WORK INSTRUCTION = Below is a set of entries; copy all of them exactly.
* * * * *
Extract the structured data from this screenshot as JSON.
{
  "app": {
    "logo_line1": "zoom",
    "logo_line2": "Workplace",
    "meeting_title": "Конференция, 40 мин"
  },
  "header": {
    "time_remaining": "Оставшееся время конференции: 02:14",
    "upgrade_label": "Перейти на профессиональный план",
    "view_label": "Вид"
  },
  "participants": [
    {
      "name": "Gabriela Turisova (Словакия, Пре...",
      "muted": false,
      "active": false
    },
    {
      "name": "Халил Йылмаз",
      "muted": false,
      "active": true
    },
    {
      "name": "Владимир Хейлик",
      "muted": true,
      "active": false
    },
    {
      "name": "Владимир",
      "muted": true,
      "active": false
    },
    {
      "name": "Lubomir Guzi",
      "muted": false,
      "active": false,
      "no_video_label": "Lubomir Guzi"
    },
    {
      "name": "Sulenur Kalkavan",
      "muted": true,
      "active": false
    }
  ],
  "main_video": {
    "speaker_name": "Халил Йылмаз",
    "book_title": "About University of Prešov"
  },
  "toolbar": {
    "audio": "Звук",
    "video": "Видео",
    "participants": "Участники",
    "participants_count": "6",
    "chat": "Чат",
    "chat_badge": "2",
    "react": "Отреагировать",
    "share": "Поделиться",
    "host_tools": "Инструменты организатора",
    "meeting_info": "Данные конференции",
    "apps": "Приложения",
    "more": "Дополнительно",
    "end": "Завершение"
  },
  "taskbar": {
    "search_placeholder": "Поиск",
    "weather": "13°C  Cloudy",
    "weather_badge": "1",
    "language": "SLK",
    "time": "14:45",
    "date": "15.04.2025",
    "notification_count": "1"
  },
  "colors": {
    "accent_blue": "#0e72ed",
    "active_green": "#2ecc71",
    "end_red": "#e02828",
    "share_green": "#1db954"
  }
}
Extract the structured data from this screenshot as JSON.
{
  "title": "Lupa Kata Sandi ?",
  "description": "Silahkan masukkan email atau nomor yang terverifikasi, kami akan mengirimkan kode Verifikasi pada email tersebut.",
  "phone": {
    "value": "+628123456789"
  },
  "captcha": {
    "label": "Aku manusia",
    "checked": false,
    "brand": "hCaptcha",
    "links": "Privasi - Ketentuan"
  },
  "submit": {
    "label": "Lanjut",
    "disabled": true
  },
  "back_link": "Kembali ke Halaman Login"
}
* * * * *
RESPONSE FOR THIS EXERCISE =
Extract the structured data from this screenshot as JSON.
{
  "app": {
    "logo_line1": "zoom",
    "logo_line2": "Workplace",
    "meeting_title": "Конференция, 40 мин"
  },
  "header": {
    "time_remaining": "Оставшееся время конференции: 02:14",
    "upgrade_label": "Перейти на профессиональный план",
    "view_label": "Вид"
  },
  "participants": [
    {
      "name": "Gabriela Turisova (Словакия, Пре...",
      "muted": false,
      "active": false
    },
    {
      "name": "Халил Йылмаз",
      "muted": false,
      "active": true
    },
    {
      "name": "Владимир Хейлик",
      "muted": true,
      "active": false
    },
    {
      "name": "Владимир",
      "muted": true,
      "active": false
    },
    {
      "name": "Lubomir Guzi",
      "muted": false,
      "active": false,
      "no_video_label": "Lubomir Guzi"
    },
    {
      "name": "Sulenur Kalkavan",
      "muted": true,
      "active": false
    }
  ],
  "main_video": {
    "speaker_name": "Халил Йылмаз",
    "book_title": "About University of Prešov"
  },
  "toolbar": {
    "audio": "Звук",
    "video": "Видео",
    "participants": "Участники",
    "participants_count": "6",
    "chat": "Чат",
    "chat_badge": "2",
    "react": "Отреагировать",
    "share": "Поделиться",
    "host_tools": "Инструменты организатора",
    "meeting_info": "Данные конференции",
    "apps": "Приложения",
    "more": "Дополнительно",
    "end": "Завершение"
  },
  "taskbar": {
    "search_placeholder": "Поиск",
    "weather": "13°C  Cloudy",
    "weather_badge": "1",
    "language": "SLK",
    "time": "14:45",
    "date": "15.04.2025",
    "notification_count": "1"
  },
  "colors": {
    "accent_blue": "#0e72ed",
    "active_green": "#2ecc71",
    "end_red": "#e02828",
    "share_green": "#1db954"
  }
}
Extract the structured data from this screenshot as JSON.
{
  "title": "Lupa Kata Sandi ?",
  "description": "Silahkan masukkan email atau nomor yang terverifikasi, kami akan mengirimkan kode Verifikasi pada email tersebut.",
  "phone": {
    "value": "+628123456789"
  },
  "captcha": {
    "label": "Aku manusia",
    "checked": false,
    "brand": "hCaptcha",
    "links": "Privasi - Ketentuan"
  },
  "submit": {
    "label": "Lanjut",
    "disabled": true
  },
  "back_link": "Kembali ke Halaman Login"
}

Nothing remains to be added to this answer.